Michael Wilshaw was clearly a fan of The Apprentice for a long time prior to his appointment as Ofsted chief; the similarities between the show’s format and his school inspection model are striking. Here are just a few of them.
- The phone call
You receive a phone call from a monotone stooge advising you to be at your most lucid and presentable within a ridiculously short period of time. Miraculously, you somehow manage to pull this off ─ unless, of course, you’re in “the boys’ team,” in which case you certainly won’t bother to have a shave. Ofsted’s finest will have marked staff presentation down before the morning bell rings.
- The jargon
Most of what little time you have to prepare ahead of the task is spent in meetings, which focus solely on generating enough of whichever management buzzwords happen to be en vogue at the time. These most likely include gems such as “impact”, “action”, “progression”, “improvements”, and “journey”. An impressive and bloated jargon-bank is then at your disposal to inject into conversation with inspectors and each other as often as possible throughout the task.
- “Tell me about your colleagues”
As the task gets under way, staff are given the opportunity to report, in confidence, the situation within their team as they see it. This of course gives them a much-needed opportunity to let off some steam and possibly divert any negative attention onto whomever they consider to be the team’s weakest link. Ultimately of course, unless there is a wanted criminal in your midst, it will have no bearing whatsoever on the task’s outcome or the judgment imposed at the end of it. No extra points get awarded for being a Nice Guy in this game.
- The close scrutiny
You’re constantly observed by a stony-faced Rottweiler who, armed with a clipboard and the odd raised eyebrow, gives away zero indication of how well or badly you might be doing throughout the task. From time to time, these characters retire to discuss details with their equally stony-faced colleagues behind closed doors, and it’s only at the end of the task that the truth about individual performances is revealed. Much wincing, head-holding and sobbing takes place across a table as the painfully obvious, in hindsight, comes to light.
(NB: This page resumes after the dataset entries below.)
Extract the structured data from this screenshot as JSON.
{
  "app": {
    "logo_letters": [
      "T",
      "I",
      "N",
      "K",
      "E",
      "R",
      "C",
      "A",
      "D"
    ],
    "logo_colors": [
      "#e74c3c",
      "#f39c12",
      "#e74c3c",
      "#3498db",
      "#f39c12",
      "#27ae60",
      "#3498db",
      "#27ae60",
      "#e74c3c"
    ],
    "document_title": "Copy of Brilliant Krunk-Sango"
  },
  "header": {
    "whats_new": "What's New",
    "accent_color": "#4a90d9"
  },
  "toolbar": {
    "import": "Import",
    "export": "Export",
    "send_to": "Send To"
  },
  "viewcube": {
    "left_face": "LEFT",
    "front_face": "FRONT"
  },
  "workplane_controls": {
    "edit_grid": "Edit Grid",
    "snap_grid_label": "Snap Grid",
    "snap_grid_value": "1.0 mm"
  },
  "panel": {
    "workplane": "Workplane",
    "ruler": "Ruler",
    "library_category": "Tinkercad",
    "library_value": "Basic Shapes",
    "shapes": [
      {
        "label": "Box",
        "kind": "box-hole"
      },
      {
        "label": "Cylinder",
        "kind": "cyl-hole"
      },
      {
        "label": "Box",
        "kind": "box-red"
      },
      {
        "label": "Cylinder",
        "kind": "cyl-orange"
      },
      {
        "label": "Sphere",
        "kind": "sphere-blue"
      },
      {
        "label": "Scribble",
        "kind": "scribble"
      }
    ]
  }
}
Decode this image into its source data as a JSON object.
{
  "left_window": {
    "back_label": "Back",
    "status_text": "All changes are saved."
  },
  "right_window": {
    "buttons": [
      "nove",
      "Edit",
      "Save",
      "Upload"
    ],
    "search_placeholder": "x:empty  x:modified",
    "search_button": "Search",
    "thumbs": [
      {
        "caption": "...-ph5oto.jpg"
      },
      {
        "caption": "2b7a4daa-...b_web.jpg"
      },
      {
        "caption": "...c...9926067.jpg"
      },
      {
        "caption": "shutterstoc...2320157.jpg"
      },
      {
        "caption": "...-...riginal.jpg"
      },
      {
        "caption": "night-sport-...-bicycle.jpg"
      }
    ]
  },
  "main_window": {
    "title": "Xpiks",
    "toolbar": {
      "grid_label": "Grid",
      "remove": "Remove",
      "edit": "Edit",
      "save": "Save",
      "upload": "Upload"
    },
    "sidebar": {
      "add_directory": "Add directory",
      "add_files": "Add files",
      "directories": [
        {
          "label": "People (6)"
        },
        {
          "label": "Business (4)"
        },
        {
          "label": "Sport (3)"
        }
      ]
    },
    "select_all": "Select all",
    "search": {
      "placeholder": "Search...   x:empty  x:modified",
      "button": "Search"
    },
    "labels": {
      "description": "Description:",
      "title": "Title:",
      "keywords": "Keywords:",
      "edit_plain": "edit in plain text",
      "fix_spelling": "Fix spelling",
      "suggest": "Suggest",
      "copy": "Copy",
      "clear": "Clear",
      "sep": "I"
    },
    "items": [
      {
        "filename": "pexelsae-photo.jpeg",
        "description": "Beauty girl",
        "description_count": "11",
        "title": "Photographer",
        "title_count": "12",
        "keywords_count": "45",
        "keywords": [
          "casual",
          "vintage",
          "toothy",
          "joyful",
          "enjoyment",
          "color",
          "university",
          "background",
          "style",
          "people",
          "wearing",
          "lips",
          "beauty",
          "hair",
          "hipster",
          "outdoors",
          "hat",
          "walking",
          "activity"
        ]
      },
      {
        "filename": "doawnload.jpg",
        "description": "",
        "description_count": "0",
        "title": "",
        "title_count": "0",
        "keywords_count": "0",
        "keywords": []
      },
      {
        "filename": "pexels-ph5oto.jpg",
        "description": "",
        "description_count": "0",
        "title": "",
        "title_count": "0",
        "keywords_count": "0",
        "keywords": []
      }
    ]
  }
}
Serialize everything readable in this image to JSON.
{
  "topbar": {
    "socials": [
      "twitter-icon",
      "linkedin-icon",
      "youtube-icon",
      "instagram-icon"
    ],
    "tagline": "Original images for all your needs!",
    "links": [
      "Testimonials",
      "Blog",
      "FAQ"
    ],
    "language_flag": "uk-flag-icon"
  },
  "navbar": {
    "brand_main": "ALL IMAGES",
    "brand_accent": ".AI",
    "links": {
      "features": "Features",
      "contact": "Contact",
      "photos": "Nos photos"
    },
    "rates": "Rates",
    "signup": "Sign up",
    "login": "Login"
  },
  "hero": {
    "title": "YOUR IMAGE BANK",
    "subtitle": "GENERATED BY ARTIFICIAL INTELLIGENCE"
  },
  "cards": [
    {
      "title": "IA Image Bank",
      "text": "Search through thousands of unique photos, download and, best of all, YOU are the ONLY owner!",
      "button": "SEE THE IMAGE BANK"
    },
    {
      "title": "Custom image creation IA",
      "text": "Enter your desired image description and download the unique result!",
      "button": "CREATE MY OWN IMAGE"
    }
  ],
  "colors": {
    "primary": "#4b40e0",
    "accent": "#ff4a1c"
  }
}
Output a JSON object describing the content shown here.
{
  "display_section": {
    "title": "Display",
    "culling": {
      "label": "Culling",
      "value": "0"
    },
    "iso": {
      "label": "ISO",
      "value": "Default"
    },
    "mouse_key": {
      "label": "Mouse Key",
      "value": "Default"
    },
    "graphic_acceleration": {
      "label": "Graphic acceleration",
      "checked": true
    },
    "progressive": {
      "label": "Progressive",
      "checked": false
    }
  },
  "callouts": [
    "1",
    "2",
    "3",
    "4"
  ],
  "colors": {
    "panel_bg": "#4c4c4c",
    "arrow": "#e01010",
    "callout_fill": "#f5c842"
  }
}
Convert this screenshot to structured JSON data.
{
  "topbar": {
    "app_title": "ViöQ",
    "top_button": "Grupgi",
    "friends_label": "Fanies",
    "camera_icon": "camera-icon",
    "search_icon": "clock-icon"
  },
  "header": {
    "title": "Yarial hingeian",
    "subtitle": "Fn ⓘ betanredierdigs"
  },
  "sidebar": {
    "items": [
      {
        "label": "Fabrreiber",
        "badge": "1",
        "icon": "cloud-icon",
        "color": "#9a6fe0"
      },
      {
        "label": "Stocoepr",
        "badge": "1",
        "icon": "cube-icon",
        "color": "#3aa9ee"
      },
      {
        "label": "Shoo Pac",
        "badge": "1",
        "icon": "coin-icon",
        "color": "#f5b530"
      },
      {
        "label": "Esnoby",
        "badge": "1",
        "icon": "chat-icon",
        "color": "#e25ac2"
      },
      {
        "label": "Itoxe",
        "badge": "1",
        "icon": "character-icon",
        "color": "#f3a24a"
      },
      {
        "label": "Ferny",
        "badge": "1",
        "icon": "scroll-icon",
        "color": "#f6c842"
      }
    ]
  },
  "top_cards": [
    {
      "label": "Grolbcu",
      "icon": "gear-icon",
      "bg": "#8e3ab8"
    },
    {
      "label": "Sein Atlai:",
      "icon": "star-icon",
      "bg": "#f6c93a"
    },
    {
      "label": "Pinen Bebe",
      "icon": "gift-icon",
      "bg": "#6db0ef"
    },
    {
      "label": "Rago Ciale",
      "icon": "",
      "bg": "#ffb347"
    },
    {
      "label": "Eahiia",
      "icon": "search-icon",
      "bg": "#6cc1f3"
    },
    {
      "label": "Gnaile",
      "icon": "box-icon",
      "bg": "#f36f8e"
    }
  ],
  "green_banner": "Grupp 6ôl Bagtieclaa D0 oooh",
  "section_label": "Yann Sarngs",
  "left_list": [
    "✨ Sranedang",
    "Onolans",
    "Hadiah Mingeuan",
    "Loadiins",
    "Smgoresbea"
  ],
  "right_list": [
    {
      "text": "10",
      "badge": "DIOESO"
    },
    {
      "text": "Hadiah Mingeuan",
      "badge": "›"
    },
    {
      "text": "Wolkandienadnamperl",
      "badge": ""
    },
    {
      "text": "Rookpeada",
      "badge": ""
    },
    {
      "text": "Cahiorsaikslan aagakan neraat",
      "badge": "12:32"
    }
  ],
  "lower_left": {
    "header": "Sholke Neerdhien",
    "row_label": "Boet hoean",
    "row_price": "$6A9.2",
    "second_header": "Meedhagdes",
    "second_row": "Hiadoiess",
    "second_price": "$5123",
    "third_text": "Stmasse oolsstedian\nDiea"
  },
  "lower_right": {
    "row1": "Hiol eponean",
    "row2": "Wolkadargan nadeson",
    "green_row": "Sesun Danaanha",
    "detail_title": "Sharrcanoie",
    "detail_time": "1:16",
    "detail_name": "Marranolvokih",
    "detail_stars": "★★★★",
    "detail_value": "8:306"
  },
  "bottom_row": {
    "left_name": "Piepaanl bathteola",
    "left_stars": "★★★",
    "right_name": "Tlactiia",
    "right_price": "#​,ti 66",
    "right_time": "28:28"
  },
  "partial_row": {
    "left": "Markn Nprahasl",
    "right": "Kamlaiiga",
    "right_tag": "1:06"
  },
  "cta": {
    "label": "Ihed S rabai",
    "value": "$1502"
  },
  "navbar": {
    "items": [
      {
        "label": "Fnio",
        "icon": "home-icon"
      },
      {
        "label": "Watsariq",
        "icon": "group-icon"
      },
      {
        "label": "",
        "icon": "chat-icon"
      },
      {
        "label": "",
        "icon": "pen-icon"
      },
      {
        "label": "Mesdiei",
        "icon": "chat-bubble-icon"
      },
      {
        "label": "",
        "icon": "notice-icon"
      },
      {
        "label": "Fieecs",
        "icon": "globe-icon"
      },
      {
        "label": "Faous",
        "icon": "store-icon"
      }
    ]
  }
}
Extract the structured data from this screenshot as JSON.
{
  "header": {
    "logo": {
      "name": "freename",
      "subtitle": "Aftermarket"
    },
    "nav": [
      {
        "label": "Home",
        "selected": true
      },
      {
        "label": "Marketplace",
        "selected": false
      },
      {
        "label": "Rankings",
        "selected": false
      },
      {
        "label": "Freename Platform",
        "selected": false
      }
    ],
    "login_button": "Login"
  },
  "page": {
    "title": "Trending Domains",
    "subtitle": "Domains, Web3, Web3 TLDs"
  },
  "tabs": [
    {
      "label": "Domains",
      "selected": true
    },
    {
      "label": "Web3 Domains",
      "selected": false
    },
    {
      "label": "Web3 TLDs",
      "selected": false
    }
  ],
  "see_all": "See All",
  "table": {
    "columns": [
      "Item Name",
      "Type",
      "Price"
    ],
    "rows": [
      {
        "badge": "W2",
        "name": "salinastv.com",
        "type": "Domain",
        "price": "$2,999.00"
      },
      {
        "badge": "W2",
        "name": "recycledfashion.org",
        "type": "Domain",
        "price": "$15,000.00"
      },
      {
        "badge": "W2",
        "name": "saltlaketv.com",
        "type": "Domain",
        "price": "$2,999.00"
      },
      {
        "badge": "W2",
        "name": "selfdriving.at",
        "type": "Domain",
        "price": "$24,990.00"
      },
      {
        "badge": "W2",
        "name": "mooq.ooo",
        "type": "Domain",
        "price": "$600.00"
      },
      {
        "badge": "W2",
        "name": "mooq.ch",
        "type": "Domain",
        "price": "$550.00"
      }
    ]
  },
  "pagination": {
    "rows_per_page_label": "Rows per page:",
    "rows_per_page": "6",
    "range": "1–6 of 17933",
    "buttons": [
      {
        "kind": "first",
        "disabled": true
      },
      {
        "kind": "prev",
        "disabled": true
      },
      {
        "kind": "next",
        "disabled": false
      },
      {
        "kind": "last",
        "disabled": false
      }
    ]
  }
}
You’ve worked your socks off to make sure staff are fully on board with your specialist subject plans and you’ve got that all-important paper trail to prove it. Now it’s time to be grilled at length about it. This begins smoothly enough and your confidence is buoyed ─ until a sudden lapse of concentration seems to cause the smiling and nodding to cease, whereupon you’re slowly, horribly led down a new path of questioning, with the inevitable trap at the end of it.
- It all boils down to the data
Schools recording the worst figures at the end of the task feature a staff room full of exhausted, distraught teachers, each nursing cheap tea in an ancient “World’s Best Teacher” mug as they come to terms with the knowledge that a) the mug is lying, and b) the worst scrutiny is yet to come. After this, of course, one or more of them may well get fired, albeit usually the team leaders. Those with the best figures, on the other hand, melt away at the speed of light to the nearest cocktail bar, to toast their success and newly-earned survival. Until next time.
Ben Culverhouse @ben_culverhouse is a class teacher at High Down Junior School, Portishead.